Data about app and page elements:
"""

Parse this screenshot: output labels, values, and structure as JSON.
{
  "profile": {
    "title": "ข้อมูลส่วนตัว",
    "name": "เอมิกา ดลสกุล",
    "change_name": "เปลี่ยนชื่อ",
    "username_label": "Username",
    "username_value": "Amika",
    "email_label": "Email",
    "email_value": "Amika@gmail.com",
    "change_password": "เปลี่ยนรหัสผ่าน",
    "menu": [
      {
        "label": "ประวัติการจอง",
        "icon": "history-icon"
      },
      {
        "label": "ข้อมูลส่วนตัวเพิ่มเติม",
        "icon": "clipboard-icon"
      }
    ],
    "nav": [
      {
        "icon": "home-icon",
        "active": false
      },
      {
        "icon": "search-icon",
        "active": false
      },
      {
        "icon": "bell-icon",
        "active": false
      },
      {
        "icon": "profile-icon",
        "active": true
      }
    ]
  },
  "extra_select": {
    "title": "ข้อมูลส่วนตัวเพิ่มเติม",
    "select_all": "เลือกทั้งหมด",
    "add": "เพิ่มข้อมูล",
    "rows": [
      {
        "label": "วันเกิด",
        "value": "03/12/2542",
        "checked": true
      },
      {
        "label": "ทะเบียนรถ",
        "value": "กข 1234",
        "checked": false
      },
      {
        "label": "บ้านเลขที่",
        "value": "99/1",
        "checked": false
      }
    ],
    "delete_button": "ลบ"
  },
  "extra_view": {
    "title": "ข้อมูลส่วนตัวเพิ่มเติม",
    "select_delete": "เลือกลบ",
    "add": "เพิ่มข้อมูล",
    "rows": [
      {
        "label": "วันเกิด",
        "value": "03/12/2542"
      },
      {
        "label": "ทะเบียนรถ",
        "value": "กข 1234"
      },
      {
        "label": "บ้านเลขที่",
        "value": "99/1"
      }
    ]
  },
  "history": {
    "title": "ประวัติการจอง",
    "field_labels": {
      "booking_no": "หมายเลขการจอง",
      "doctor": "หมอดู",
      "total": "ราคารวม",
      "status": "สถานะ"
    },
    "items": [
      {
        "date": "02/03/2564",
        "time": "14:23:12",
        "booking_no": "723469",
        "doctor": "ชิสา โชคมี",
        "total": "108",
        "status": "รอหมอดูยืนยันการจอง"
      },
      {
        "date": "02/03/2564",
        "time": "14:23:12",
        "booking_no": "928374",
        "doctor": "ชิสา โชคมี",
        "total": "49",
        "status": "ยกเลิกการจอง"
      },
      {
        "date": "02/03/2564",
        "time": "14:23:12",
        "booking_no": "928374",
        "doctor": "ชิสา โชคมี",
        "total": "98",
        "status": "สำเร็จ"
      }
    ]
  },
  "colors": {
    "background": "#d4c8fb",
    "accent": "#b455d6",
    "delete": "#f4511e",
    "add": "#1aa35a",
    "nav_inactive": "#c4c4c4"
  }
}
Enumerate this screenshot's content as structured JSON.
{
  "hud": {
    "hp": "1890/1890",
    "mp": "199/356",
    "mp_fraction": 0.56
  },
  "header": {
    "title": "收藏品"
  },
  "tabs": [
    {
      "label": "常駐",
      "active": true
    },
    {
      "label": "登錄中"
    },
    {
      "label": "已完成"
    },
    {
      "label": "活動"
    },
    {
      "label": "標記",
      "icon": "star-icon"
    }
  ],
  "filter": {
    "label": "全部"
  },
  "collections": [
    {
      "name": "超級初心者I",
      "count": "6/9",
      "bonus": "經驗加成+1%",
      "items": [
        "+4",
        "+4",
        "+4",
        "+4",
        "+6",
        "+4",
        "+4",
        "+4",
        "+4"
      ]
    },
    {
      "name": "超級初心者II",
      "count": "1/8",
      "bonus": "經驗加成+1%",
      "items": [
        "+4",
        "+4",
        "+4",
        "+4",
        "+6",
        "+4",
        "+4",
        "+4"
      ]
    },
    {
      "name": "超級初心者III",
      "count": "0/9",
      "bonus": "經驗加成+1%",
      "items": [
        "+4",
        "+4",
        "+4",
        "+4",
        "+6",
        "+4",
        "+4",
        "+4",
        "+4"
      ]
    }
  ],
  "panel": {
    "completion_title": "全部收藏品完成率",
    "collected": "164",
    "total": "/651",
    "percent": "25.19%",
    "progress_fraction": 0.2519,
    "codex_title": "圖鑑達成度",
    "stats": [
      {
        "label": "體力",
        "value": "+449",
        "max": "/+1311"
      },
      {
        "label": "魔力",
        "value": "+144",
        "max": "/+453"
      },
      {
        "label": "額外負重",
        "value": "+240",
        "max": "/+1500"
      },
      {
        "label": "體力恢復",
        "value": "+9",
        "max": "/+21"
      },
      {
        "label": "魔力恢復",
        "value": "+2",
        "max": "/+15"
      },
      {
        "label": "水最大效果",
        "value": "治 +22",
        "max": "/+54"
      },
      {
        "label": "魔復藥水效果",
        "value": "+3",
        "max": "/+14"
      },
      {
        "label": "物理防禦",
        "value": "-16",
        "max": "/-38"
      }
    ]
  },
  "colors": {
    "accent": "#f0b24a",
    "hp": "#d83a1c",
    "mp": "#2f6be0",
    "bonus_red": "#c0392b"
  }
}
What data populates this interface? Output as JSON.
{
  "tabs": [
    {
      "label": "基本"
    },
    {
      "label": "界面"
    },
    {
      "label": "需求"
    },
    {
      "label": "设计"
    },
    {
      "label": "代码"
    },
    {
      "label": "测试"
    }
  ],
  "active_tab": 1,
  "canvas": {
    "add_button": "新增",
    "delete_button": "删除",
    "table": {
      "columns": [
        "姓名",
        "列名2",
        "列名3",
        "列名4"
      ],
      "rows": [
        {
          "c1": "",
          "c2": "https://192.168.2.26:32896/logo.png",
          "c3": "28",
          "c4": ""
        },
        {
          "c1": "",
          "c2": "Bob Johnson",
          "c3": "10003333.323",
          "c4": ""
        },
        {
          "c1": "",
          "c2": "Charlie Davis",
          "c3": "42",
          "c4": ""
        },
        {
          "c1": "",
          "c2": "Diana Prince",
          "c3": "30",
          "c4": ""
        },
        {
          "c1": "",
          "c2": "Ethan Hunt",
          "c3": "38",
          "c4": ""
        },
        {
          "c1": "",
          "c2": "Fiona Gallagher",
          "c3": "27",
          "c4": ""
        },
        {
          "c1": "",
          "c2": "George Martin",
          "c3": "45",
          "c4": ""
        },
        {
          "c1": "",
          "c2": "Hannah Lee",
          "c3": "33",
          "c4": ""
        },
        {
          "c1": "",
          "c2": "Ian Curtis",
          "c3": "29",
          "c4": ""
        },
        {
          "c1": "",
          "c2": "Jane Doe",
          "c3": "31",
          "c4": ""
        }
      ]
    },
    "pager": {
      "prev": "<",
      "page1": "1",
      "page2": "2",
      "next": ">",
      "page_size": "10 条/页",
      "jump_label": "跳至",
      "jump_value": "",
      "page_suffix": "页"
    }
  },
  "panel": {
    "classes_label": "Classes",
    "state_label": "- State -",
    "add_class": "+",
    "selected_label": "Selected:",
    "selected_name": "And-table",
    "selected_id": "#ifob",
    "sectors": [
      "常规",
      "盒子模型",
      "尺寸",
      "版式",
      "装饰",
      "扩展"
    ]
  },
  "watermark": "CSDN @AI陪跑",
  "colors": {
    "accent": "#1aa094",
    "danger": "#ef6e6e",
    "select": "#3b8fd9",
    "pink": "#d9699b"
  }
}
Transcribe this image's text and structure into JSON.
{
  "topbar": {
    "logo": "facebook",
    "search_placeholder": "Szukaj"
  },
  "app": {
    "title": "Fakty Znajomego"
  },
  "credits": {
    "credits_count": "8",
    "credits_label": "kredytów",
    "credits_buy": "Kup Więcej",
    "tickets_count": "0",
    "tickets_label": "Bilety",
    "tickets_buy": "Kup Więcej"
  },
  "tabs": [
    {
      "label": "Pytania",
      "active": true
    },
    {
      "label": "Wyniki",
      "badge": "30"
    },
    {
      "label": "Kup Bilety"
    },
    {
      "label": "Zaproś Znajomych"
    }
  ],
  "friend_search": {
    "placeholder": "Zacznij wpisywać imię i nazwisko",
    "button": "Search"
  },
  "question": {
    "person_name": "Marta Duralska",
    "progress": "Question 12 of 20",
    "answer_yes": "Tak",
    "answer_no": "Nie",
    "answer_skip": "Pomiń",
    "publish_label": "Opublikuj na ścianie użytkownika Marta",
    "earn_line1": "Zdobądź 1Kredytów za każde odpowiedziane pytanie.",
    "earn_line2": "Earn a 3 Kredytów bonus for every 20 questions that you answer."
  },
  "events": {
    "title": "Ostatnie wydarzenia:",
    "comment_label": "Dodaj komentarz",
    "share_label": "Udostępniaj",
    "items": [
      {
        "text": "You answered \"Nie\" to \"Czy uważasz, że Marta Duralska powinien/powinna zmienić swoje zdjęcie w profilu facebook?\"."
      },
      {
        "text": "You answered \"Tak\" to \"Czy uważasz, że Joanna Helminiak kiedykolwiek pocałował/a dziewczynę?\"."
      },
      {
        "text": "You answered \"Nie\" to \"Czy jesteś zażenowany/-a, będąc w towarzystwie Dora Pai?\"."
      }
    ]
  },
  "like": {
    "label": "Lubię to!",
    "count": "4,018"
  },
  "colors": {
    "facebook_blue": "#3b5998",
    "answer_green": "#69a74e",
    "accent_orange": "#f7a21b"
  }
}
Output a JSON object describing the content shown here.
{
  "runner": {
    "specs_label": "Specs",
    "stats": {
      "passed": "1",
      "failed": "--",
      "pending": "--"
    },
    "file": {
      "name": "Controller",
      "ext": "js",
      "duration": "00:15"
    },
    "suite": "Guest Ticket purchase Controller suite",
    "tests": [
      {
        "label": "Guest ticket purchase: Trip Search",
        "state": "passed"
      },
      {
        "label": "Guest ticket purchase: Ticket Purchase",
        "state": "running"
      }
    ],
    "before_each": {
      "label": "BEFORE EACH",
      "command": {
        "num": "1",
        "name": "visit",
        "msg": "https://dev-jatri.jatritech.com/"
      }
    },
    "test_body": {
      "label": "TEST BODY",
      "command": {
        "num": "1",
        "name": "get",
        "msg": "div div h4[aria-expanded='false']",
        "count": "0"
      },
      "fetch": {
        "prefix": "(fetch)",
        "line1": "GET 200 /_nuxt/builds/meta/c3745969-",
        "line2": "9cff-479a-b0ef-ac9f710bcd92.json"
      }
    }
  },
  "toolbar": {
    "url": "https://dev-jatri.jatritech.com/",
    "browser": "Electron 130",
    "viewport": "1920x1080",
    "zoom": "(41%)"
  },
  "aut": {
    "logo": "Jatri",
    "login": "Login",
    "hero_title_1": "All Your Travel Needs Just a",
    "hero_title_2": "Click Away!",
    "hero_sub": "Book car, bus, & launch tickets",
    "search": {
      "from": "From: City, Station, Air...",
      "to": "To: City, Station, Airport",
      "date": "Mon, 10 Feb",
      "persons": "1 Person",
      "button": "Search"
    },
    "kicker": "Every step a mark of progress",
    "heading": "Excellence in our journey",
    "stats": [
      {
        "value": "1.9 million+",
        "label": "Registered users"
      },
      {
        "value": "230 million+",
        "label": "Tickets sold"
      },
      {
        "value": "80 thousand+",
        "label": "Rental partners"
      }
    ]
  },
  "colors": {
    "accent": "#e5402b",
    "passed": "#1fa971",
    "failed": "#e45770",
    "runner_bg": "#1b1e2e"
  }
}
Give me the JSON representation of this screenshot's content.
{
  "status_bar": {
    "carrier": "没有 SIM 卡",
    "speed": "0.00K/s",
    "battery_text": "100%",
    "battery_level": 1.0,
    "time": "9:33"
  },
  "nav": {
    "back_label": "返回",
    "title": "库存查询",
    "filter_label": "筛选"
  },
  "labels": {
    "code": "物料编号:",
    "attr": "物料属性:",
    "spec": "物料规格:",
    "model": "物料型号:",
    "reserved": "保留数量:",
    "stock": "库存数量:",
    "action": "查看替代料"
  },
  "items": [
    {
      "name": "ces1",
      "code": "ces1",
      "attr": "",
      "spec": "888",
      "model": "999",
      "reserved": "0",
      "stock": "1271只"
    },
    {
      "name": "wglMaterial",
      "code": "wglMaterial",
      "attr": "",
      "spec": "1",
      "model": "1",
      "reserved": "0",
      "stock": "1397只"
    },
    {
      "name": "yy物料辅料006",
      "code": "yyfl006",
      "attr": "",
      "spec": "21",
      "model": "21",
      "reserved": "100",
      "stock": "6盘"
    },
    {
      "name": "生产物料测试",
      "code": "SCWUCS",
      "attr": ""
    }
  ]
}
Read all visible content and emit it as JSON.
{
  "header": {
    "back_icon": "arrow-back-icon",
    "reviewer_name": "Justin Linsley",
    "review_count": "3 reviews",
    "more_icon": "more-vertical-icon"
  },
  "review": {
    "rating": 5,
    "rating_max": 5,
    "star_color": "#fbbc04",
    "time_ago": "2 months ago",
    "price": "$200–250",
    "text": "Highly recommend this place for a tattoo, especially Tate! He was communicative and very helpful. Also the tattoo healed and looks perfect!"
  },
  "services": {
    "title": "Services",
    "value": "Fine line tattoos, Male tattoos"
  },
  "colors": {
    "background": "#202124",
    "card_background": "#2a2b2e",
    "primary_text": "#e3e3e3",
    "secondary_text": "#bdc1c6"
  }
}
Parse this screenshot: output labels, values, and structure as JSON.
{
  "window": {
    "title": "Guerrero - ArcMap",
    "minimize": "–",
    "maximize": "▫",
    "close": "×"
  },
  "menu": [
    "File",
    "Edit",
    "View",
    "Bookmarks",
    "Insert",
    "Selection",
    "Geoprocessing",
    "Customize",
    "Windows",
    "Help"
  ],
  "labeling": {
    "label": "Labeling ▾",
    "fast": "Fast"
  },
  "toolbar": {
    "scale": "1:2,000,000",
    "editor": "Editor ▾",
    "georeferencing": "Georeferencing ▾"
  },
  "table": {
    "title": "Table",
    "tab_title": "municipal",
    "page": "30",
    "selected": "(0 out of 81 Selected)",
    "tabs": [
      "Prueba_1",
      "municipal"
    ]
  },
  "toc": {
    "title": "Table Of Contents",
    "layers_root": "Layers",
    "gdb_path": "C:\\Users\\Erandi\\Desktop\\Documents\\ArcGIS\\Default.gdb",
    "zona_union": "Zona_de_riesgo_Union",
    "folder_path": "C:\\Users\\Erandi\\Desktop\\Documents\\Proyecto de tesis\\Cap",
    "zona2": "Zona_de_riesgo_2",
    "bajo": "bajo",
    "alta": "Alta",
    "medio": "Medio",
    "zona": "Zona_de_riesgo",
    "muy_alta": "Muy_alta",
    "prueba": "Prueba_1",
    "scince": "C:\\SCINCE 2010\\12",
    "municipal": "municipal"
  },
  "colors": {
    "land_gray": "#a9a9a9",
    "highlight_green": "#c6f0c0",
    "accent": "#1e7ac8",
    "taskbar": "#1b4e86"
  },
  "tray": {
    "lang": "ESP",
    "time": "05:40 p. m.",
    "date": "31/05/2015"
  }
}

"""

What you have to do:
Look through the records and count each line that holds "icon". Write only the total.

Exercise solution:
9